General Versus Limited Power of Attorney
A power of attorney gives another person — commonly referred to as an attorney-in-fact — the ability to act and make certain decisions for you when you are unable to do so yourself. These powers may be limited to specific types of actions, or they may cover a wide range of issues. The type of power of attorney you choose depends on a variety of factors:
- Powers: A limited power of attorney has language that only authorizes a few different powers, usually related to specific events. For example, if you travel a lot and have property for sale, you may have a family member or friend operate on your behalf to execute the sale in your absence. A general power of attorney, however, can cover a wide variety of powers that are practically unlimited.
- Expiration: A limited power of attorney typically establishes an expiration date, whereas general power of attorney usually does not expire.
- Specificity: Limited power of attorney arrangements are usually far more specific than general ones. For example, a general power of attorney could give your agent the power to deal with your property in just about any way, while limited power of attorney would describe specific actions and steps that must be followed.
- Date it becomes active: Except for a military power of attorney contingent upon deployment, and certain powers executed before October 1, 2011, Florida does not recognize a “springing” power of attorney. A springing power of attorney is one that becomes effective only upon the happening of a future event. Therefore, generally, powers of attorney in Florida, whether limited or general, are effective upon execution of the document.

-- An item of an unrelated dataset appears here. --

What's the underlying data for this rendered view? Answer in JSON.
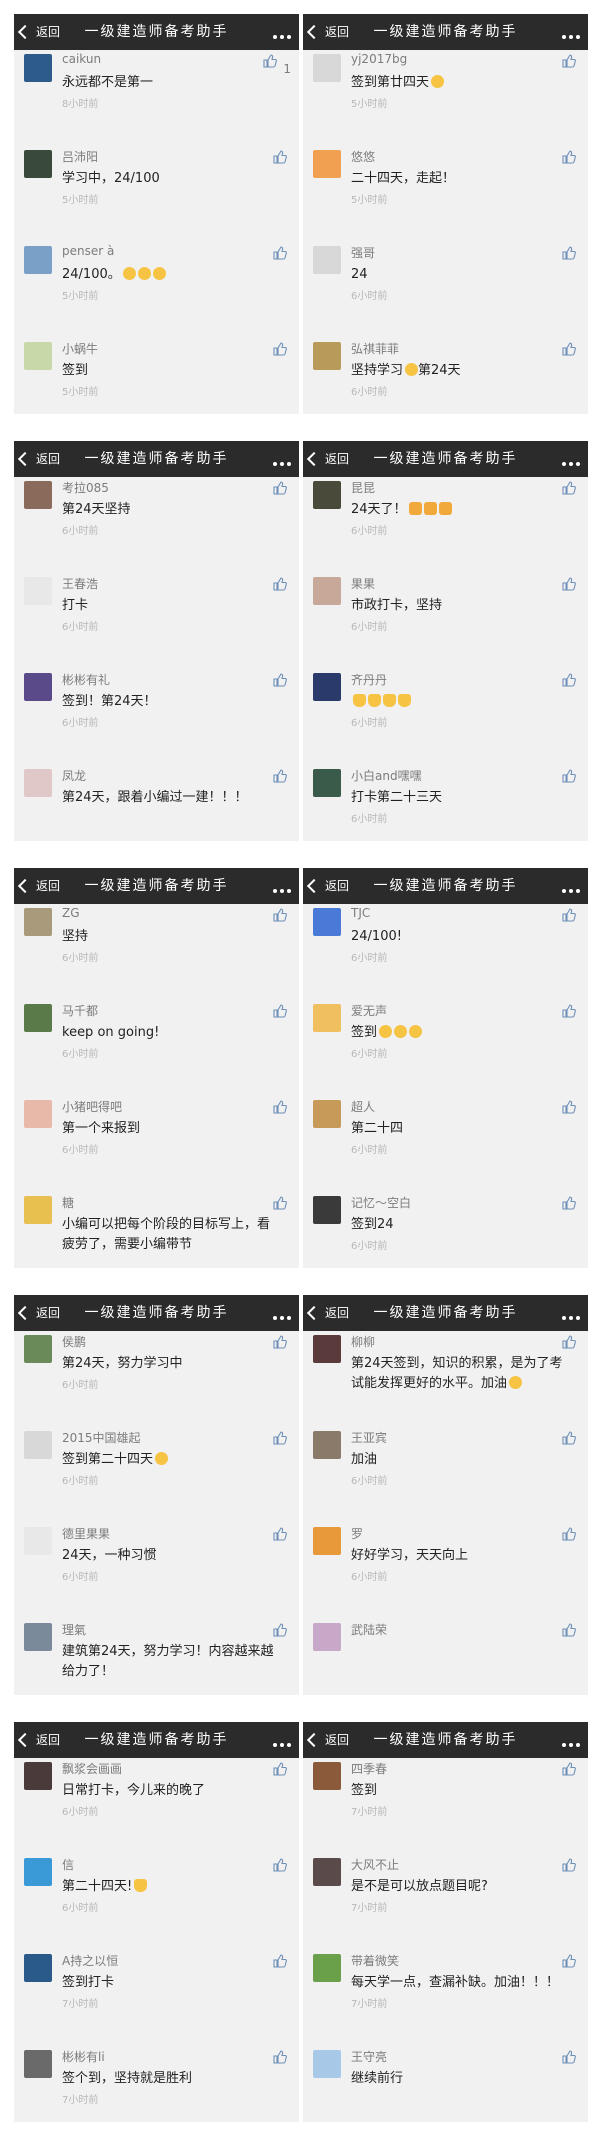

For more information and advice related to establishing power of attorney, speak with an experienced Tampa estate planning attorney at BaumannKangas Estate Law.